* _What you have to do_:
For the word "heading", determine how many lines of the entries below contain it, and give only that number.

[Items from an interface collection]
┌────────

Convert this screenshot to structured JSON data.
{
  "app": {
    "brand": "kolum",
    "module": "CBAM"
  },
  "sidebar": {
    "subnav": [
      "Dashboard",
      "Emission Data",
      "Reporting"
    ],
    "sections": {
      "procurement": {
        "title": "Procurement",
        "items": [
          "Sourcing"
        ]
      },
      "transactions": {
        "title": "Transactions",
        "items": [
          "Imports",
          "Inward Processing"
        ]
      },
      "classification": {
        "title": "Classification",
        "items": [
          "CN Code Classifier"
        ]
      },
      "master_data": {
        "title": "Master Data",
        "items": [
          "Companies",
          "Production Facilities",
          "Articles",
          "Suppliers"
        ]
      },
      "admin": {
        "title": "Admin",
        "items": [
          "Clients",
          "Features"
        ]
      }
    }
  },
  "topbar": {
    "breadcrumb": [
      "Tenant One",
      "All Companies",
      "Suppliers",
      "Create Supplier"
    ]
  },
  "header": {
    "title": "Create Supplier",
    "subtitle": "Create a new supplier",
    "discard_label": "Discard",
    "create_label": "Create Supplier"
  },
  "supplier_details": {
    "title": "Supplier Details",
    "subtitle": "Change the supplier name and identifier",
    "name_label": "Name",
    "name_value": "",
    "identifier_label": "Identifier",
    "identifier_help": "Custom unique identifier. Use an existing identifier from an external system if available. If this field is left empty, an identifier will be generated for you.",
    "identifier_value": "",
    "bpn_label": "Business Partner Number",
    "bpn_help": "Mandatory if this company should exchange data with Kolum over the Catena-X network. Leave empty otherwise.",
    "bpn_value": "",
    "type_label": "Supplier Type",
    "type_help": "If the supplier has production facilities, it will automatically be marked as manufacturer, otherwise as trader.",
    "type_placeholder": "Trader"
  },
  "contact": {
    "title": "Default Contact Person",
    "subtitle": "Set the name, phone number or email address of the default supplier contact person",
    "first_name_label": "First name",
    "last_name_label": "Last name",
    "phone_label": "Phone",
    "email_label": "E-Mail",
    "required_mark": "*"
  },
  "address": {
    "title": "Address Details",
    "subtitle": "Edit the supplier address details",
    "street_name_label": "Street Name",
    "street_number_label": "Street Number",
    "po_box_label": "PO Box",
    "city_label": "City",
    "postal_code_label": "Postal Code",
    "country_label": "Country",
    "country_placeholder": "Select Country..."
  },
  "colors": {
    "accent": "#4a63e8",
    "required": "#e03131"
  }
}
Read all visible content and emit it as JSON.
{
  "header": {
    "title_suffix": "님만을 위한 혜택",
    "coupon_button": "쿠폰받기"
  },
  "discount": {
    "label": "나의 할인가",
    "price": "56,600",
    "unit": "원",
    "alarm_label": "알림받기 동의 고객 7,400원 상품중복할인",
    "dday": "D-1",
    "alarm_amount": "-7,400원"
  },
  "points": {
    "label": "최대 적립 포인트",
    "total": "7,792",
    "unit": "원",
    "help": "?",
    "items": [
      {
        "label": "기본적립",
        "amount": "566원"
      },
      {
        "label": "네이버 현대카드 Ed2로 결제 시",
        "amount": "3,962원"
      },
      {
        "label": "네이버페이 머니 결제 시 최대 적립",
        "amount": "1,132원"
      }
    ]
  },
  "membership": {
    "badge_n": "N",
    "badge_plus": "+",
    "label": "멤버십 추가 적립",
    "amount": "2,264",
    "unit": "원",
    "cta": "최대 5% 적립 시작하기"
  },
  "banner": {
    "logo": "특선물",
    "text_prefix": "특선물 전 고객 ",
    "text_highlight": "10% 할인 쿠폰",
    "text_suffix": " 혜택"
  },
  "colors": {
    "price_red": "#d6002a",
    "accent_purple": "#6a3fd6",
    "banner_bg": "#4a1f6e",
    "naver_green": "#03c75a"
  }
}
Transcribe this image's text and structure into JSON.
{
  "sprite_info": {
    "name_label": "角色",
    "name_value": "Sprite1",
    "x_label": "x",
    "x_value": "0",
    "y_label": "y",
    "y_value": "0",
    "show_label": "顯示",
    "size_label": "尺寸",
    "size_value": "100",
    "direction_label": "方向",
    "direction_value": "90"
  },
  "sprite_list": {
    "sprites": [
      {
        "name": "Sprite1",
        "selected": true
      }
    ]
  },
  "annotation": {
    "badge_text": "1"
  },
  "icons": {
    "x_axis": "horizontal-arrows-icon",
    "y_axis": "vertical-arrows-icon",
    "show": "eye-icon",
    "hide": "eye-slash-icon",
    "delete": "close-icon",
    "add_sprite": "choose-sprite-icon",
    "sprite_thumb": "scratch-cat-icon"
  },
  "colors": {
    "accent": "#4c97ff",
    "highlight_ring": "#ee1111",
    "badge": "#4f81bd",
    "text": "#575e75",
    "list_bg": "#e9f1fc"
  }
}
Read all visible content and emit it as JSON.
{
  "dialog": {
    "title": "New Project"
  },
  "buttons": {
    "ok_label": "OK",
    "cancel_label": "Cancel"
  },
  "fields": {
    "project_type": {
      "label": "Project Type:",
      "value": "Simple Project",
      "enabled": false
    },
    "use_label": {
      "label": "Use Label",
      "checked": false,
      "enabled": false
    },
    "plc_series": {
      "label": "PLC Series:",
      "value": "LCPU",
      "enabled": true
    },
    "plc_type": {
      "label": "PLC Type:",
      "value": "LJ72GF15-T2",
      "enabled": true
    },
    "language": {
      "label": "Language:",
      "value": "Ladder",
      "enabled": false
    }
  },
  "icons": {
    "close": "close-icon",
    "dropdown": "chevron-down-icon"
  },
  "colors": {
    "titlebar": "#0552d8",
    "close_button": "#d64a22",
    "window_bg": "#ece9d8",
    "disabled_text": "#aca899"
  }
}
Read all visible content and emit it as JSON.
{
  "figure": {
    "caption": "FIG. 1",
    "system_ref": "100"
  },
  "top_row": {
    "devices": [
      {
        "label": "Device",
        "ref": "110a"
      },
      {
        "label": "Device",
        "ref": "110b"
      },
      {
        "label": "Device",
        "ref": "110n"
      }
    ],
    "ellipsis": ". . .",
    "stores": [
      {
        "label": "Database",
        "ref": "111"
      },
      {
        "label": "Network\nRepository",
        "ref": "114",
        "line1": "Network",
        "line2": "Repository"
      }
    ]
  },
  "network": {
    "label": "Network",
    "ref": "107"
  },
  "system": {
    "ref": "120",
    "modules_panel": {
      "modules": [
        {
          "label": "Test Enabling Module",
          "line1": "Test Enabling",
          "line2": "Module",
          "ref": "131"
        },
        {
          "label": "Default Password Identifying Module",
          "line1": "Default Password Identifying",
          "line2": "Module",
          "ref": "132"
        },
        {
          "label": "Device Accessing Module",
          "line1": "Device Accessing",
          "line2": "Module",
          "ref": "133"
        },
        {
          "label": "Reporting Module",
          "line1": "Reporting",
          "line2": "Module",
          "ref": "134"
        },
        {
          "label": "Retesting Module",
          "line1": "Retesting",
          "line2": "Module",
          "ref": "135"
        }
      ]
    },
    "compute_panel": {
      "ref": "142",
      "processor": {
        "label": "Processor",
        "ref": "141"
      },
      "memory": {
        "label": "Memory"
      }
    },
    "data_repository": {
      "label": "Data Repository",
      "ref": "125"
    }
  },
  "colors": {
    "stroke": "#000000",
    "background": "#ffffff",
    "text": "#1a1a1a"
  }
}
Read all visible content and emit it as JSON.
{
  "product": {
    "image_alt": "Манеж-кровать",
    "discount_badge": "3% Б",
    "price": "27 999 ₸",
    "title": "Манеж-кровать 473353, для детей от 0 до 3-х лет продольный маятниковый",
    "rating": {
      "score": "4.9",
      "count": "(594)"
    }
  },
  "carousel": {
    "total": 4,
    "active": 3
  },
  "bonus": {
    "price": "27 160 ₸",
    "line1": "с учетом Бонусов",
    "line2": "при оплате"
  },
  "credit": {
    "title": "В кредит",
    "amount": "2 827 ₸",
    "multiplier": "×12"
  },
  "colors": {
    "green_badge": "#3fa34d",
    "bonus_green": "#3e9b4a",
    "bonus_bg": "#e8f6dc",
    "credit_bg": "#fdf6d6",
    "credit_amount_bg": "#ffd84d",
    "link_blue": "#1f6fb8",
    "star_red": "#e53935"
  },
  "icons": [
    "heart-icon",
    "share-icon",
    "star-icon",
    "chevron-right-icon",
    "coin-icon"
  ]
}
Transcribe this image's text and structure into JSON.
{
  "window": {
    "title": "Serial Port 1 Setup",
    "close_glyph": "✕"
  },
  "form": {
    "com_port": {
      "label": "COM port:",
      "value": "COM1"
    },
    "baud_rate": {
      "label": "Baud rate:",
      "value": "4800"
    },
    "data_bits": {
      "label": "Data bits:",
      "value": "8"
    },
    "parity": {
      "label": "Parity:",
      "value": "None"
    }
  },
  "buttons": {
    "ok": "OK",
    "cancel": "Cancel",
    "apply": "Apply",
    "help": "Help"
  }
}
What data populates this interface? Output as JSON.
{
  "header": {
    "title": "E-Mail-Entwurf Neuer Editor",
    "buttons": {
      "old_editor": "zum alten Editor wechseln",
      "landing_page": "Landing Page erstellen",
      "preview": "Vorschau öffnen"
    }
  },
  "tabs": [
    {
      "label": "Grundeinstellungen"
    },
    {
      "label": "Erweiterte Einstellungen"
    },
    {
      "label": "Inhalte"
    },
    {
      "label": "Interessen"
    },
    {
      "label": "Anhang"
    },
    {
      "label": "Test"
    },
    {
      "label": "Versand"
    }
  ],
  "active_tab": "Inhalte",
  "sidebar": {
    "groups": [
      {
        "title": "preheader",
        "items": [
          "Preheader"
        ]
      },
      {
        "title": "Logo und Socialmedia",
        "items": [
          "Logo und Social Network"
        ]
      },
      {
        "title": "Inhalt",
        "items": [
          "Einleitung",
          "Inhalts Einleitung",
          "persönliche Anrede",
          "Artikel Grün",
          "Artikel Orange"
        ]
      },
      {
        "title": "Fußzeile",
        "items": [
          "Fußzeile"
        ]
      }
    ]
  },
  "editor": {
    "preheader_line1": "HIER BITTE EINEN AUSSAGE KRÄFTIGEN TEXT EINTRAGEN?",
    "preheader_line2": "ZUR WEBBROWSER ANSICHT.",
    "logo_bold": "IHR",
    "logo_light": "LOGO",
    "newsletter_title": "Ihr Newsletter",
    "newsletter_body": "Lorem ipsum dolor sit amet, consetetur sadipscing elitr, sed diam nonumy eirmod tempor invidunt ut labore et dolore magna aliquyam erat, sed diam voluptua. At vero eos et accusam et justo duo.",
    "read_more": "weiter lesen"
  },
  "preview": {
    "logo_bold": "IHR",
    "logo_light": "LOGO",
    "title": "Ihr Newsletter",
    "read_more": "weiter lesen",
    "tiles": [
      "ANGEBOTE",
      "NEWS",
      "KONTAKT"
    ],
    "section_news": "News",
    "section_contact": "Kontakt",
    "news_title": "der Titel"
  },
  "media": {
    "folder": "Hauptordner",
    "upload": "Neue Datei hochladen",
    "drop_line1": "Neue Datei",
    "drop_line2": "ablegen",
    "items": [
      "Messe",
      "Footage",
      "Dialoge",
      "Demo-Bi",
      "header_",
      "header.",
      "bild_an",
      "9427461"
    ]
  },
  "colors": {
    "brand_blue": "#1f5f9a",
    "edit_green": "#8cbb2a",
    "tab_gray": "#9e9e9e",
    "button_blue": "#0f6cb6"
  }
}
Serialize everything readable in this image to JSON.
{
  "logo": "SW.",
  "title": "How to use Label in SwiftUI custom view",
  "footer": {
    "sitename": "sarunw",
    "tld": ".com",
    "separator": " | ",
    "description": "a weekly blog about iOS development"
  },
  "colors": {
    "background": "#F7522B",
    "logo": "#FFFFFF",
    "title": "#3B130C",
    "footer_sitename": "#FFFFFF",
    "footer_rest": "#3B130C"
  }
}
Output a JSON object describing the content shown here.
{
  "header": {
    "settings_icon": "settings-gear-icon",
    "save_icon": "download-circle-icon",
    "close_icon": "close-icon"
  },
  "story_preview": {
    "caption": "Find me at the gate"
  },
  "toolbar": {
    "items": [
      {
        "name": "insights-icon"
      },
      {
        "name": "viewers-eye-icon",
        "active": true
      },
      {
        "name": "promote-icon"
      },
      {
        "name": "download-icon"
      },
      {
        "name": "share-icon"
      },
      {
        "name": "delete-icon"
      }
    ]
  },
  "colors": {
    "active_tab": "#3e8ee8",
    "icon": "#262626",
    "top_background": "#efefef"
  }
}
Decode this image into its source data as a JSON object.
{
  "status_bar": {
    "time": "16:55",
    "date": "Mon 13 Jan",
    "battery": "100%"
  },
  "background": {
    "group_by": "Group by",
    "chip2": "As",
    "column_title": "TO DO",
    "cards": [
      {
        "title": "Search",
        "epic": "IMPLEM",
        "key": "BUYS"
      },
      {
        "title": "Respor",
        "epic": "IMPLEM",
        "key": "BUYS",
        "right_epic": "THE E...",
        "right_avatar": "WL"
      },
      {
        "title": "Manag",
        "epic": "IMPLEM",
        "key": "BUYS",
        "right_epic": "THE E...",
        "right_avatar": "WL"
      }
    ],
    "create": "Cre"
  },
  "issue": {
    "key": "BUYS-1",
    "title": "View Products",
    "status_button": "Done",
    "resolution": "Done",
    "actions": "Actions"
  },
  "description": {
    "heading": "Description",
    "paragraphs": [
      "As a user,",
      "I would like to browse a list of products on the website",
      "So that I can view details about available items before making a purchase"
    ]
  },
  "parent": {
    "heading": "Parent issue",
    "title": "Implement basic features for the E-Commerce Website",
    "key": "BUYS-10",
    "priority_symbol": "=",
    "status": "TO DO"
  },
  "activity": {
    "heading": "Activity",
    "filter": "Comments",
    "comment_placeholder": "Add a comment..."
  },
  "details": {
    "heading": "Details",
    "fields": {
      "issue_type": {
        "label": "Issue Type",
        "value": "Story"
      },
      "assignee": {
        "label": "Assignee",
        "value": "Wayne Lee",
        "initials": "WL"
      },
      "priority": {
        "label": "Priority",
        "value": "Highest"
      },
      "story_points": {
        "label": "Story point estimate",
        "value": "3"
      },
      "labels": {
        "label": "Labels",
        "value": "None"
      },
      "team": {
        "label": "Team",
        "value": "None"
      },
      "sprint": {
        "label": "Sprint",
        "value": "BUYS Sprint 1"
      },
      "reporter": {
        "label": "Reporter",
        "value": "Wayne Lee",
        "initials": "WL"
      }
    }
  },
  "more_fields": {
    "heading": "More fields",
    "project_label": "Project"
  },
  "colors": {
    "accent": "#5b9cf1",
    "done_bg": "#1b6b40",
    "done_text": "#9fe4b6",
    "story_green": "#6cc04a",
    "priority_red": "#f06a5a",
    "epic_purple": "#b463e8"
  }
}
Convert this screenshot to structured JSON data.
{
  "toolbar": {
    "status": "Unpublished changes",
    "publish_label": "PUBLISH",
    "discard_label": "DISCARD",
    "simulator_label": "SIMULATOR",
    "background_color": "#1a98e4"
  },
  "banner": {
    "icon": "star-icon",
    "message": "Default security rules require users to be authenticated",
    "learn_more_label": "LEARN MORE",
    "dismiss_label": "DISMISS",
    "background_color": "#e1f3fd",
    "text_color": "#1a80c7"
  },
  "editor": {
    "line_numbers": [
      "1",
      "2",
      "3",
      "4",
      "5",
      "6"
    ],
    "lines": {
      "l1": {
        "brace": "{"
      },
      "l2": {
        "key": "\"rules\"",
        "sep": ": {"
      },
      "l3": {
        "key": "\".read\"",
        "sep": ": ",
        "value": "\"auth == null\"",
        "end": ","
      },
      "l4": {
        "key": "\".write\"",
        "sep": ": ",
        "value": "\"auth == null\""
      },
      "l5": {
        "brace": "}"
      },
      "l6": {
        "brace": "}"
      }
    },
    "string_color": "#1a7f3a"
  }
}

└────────

* _Answer section_:
5